"...a great book for anyone considering juicing for a healthier body or lifestyle".
(The Malaysian Reserve)
Sara Ding’s “Juicing for Health” is part of the MPH Masterclass Kitchens series and it is a comprehensive guide to juicing — a popular healthy dieting trend that focuses on drinking juices from fruits and vegetables.
Ding starts off with her own Personal Story section, that tells readers her interesting path to juicing. She discovered she was malnourished despite eating a lot of food due to poor food choices. She also found out she was suffering from toxemia — a blood-poisoning disease due to this.
She then started to make a case for juicing as it influences various systems in our body. The book even details a comprehensive guide on equipment and the best tools that one can have in order to go for juicing properly. There are tips, tricks and best practices with explanations on how and why these things are important.
Ding also goes into detail on the dos and don’ts of juicing such as timing, amount and essential supplements. There are sections explaining enzymes, vitamins, phytonutrients, antioxidants and what each does. There’s even a colour guide and how each hue of the juicing spectrum affects the human body.
What follows is a huge list of juicing recipes for different purposes. For example, the recipe to beat gas is called “Beat Bloat” and is described as a mixture of pineapple, fennel, celery and ginger. Blended into a juice, this concoction is supposedly very good to deal with bloating and digestive gases.
There’s also the “Cold Kicker”, which is a drink to boost the immune system in order to fight the common cold, flu and sore throats. The ingredients are lemon peel, ginger, lemongrass, raw honey and cinnamon powder.
There are many such recipes in the book, perhaps over a hundred, and each is designed to boost certain elements or organs in the body. Each recipe has a short description of its intended functions, how it is supposed to work, the active ingredients, the methods of preparation, the precise quantity to use as well as substitutes if you have other preferences or are allergic to certain things.
The detailed explanation of what nutrients come from which ingredient means anyone can customise the juice recipes for their own needs and tastes. Coupled with the basic knowledge shared at the beginning makes this juicing recipe book very good for anyone who wants to try juicing for any reason — be it for personal health or dieting.
To further add to the customisation possibilities, there is an extra section for catalysts — additional healthful food items that are added to juices to enhance their effect and/ or taste. The section details the effects of items such as honey, apple cider vinegar, sea salt, coriander leaves and the like.
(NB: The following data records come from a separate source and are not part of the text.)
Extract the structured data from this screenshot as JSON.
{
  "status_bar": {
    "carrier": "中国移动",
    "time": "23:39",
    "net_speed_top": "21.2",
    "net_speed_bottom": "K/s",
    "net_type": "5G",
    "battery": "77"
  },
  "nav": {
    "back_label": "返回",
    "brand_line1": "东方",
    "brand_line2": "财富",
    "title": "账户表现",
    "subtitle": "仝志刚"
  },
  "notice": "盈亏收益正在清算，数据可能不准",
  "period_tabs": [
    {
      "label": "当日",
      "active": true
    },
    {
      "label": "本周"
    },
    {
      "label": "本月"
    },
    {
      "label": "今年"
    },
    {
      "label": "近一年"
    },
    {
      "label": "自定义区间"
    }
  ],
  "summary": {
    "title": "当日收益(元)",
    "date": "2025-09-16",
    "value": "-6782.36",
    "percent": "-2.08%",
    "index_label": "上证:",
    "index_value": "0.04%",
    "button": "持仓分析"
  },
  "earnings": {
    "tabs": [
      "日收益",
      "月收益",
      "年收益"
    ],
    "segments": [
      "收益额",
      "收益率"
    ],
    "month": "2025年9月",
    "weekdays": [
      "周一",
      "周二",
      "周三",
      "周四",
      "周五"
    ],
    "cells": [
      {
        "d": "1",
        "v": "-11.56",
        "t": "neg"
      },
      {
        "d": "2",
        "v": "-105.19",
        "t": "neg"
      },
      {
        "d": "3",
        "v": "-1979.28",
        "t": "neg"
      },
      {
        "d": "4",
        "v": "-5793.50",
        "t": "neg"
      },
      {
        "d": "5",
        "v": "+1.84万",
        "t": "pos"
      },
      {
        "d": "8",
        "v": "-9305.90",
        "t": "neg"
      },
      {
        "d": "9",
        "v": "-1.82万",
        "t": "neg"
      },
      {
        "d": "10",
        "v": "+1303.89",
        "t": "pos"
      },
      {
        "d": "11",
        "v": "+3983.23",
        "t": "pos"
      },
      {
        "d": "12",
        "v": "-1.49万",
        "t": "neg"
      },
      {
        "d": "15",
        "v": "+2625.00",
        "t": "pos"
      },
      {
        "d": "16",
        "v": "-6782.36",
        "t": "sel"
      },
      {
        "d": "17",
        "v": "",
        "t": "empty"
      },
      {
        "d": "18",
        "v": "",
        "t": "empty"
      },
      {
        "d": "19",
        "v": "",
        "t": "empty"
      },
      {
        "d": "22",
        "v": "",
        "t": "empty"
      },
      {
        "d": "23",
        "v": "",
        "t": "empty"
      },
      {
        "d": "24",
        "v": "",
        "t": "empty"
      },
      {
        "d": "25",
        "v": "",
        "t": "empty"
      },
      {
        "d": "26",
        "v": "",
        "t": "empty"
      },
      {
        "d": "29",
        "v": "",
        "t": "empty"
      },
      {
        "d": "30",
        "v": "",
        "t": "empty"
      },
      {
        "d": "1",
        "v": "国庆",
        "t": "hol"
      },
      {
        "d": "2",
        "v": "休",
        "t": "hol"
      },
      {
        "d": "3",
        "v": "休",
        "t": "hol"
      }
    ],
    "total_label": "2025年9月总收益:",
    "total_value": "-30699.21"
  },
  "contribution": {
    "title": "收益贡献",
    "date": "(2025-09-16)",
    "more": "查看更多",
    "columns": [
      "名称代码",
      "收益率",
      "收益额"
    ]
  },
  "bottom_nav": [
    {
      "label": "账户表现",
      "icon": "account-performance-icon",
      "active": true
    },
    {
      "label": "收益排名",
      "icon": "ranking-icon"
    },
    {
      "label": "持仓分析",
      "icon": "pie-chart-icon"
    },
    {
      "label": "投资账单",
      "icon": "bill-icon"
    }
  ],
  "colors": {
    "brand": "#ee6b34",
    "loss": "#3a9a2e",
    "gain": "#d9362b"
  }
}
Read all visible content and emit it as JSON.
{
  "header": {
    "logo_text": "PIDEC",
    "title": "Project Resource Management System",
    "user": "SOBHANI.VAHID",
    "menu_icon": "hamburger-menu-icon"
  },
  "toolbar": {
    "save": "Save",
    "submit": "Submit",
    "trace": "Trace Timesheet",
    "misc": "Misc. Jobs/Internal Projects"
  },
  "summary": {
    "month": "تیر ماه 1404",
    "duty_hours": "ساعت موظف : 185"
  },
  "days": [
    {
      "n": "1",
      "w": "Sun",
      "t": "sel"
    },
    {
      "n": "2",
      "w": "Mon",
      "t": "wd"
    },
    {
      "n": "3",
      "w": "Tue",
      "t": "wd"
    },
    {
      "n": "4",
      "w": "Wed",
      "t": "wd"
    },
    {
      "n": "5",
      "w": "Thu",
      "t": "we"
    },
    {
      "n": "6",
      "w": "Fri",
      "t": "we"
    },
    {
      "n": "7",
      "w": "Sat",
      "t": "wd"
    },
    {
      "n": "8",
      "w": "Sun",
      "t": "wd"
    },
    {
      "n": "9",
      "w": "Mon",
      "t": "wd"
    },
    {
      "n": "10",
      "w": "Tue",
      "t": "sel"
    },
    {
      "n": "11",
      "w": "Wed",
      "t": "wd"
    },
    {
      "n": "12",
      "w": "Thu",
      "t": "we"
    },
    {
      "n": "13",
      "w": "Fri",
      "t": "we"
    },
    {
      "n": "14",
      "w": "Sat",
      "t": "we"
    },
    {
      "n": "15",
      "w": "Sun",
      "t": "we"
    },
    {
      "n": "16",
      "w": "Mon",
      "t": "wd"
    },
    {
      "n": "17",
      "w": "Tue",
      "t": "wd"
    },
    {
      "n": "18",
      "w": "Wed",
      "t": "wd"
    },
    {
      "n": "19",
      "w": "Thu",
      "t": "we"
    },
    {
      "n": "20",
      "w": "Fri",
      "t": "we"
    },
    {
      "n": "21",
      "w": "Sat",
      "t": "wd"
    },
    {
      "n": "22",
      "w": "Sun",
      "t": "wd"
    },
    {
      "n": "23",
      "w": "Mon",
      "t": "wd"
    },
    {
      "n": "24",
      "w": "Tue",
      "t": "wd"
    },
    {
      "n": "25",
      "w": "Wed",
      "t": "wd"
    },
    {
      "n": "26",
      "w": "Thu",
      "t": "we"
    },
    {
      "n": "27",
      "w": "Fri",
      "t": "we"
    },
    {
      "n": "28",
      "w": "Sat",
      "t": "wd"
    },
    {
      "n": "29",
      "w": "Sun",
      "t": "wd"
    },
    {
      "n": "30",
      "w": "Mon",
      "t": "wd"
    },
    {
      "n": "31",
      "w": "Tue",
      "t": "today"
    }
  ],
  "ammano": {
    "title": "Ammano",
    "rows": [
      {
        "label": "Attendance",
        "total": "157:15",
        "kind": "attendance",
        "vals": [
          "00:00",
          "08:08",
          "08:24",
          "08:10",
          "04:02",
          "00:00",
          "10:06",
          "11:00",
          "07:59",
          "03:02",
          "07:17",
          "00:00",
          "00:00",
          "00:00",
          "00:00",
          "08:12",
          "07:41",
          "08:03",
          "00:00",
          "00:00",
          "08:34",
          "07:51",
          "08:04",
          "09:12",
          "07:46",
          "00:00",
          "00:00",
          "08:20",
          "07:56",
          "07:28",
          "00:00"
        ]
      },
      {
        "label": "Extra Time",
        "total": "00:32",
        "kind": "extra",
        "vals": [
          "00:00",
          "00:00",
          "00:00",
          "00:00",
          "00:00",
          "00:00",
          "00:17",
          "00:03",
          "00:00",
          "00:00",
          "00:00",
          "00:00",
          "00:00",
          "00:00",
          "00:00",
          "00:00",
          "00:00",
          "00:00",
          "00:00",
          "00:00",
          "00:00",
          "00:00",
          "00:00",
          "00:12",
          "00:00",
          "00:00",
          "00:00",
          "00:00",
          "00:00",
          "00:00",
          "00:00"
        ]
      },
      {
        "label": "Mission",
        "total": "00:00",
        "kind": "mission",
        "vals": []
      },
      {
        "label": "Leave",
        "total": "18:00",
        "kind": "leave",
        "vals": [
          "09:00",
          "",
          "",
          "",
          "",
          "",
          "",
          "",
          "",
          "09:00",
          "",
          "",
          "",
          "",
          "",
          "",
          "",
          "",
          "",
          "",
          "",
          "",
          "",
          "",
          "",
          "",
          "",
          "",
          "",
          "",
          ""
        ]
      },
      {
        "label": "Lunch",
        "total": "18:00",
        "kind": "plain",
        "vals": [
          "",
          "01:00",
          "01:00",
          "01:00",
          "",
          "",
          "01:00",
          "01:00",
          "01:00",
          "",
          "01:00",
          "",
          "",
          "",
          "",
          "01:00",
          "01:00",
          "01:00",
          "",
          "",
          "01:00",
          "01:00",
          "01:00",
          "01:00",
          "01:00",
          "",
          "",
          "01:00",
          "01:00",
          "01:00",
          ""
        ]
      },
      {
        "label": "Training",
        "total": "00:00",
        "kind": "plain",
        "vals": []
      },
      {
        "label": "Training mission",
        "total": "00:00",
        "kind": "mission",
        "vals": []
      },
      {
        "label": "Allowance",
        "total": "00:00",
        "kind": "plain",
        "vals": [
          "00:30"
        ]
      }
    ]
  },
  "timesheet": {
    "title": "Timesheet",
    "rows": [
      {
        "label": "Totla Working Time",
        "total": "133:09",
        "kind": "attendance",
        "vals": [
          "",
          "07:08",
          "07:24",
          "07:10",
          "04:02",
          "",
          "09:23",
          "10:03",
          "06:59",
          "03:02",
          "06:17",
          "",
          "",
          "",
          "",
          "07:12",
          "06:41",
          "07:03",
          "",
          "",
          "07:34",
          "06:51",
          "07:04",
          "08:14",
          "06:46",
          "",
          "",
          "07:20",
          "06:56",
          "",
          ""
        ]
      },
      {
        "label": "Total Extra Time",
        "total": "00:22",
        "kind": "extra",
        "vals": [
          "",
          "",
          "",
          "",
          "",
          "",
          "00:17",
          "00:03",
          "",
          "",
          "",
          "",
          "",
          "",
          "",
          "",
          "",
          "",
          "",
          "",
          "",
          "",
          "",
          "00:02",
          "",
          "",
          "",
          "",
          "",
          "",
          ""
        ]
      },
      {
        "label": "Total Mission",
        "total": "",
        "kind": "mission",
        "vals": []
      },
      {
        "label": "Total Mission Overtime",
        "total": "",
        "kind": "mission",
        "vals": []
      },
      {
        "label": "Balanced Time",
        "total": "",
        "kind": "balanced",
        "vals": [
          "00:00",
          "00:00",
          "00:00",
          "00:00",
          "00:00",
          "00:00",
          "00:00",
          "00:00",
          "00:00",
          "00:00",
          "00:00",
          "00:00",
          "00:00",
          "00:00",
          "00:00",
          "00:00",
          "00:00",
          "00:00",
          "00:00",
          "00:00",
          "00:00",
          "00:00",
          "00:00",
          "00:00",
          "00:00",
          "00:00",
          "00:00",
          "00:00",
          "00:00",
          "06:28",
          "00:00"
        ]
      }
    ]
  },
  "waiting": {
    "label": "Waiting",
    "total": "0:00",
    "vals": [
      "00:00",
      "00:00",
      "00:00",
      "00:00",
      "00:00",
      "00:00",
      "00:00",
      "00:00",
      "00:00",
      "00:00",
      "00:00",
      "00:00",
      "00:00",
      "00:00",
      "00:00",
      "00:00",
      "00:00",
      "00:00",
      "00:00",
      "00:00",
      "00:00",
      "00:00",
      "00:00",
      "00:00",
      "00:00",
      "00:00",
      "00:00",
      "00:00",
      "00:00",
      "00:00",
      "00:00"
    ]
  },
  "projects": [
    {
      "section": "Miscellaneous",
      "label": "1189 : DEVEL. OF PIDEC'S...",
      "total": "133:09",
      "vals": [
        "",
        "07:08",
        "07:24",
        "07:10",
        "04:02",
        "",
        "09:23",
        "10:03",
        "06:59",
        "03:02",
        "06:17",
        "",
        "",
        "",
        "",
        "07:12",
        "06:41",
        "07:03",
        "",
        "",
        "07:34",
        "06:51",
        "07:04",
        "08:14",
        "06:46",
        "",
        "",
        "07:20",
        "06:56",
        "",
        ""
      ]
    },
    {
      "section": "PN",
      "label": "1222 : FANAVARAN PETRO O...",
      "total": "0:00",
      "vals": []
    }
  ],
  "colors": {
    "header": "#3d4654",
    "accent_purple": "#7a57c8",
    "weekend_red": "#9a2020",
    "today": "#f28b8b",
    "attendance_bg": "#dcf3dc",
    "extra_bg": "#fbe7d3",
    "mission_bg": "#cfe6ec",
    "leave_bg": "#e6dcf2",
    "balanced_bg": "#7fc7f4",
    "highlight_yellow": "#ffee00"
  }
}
This is definitely a great book for anyone considering juicing for a healthier body or lifestyle. With the festive season here right now, it might not be a bad idea to get this book, either to get into juicing, or to turn it into a gift for someone who might like it.
Source: Book Review by The Malaysian Reserve